Lake Lanier Fishing Report December 21 2018 | Sponsored by Hayes Automotive
Merry Christmas! Can you believe it’s almost here? I hope everyone has a great Christmas and you enjoy time with family and friends. Of course, I hope you also have a day or two off and you can get out on the lake as well. At this point, next week’s weather looks pretty good. Seasonal temps and mostly dry until late in the week. The lake level is 1070.26, . 74 below full pool and the surface temp is right around 51.
Striper ﬁshing remains very good! The down-line bite that has been so strong for the last few weeks continues on! Look around the creek channels for bait and or ﬁsh in the bait, drop a down-line to ‘em and they have been pretty quick to respond! I think the Herring have been the best baits, but small Trout are also a good choice. Keep an eye on the Gulls. They are here in pretty good numbers and have been very helpful in locating ﬁsh.
The umbrella rig bite has been outstanding in terms of numbers and consistency. This is an extremely effective way to ﬁnd ﬁsh right now. Pull the rigs down the centers of the creek and drains, over the big bait concentrations, or in areas where working birds are present. I have been starting out with the rig about 18 feet deep. Adjust as needed based on what the sonar is showing. Experiment with the distance/depth, speed and rpm changes to maximize the bite. The standard Capt. Mack’s buck-tail umbrella rig has been the ticket. Switch to darker trailers (especially the Bubblegum) may be a plus in low light conditions.
The Mini Mack’s are also a really good tool right now, and the minis offer some different methods than we use when pulling the full size rigs. These light weight rigs are very productive for casting to surfacing ﬁsh and may be the most effective bait for that technique. They are also very productive when slow trolling for shallow ﬁsh. While they can be effectively pulled with the outboard, I think the best trolling application is pulling the mini’s on the trolling motor. They can be pulled on a ﬂat line or behind a planer board. Keeping one mixed in the bait spread will provide some bonus bites.

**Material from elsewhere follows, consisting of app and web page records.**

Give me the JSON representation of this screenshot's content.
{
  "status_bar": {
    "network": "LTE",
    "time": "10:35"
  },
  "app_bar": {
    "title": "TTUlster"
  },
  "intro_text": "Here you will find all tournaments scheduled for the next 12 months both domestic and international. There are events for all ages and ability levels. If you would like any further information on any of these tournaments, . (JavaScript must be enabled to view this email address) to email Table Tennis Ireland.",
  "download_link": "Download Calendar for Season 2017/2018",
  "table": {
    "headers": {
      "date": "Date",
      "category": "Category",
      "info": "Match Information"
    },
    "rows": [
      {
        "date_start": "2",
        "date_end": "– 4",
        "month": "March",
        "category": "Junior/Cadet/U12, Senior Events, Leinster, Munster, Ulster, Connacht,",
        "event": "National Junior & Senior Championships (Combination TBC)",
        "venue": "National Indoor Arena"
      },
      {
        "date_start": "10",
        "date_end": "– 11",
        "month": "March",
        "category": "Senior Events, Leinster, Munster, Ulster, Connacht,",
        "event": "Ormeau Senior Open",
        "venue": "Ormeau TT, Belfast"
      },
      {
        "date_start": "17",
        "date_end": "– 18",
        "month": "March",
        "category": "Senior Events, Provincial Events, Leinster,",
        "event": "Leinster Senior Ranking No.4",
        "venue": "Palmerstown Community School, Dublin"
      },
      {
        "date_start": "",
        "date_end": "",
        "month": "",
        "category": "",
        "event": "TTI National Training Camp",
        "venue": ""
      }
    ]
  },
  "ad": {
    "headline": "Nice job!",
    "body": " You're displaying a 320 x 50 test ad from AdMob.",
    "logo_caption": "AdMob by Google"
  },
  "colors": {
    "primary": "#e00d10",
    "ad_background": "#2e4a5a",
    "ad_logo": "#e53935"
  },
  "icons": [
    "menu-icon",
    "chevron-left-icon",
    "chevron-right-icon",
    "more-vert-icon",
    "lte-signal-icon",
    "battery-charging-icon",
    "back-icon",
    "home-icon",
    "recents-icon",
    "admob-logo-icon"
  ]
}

Footnote: at slow speeds, the Mini Mack may ﬁsh almost like a down line. This is a different presentation than we are accustomed to with the larger rigs. That (near) vertical approach has been effective, so be aware if you try this technique. I just drop the rig down about 25 to 30 feet or to the bottom if the water is less than 30. At that point, program the trolling motor at .7 to 1.0 MPH.
Bass ﬁshing also continues to be great! Fishing the spoons on deep bait concentrations and channels is probably the most proliﬁc technique. Jigs and worms are not far behind. Almost any spoon is effective on this pattern. The .60 Berry’s Flex-it Spoons, Hopkins Shorty, or Super Spoons are all good choices.
To maximize this method, search around the creek channels and drains. Also focus on flats adjacent to channels and drains or on the ends of points that dump into the channels. A 35 to 45 foot bottom has been very proliﬁc, but you may ﬁnd ﬁsh 15 to 20 feet on either side of that depth range. I keep the spoon right on the bottom until I see suspended ﬁsh and then reel up to them. If you can get the spoon to them before the leave they will usual bite!
If the deep bite does not appeal to you, no problem. We still have some good numbers of ﬁsh roaming around shallow water. This pattern is particularly effective in prefrontal conditions. Crank baits, especially the Spro Rock Crawler (the 9-to 14 foot diver has been very good) and spinnerbaits have both been very productive.
Wind blown rock points are the favored structure but points in general are holding ﬁsh. If the wind lays down and the ﬁsh seem reluctant to chase, switch to the worms and the jigs for a more subtle presentation.
The Crappie bite is good, the biggest challenge here being the changing water conditions. Both river arms are producing well, just move around looking for the best water temps and colors. Our last rain dump will probably create some muddy water. As it moderates and becomes stained, use that to your advantage. Also, as you work your way up the rivers, watch for signiﬁcant temperature breaks.
Staying on the warmer side of the new water may be the better ﬁshing. Docks are the structure, deeper docks over 20 to 35 feet of water. Brush is a plus but there will be ﬁsh holding on docks without brush as well.
Some baits that have been producing lately are the Bobby Garland in the Keylime, Twilight, and Electric Chicken, and the Crappie Country Chennille Jigs in the #2, 7, and 10 patterns. In darker conditions, whether it is water color or overcast conditions, darker colors may be a better choice!
Good Fishing! Capt. Mack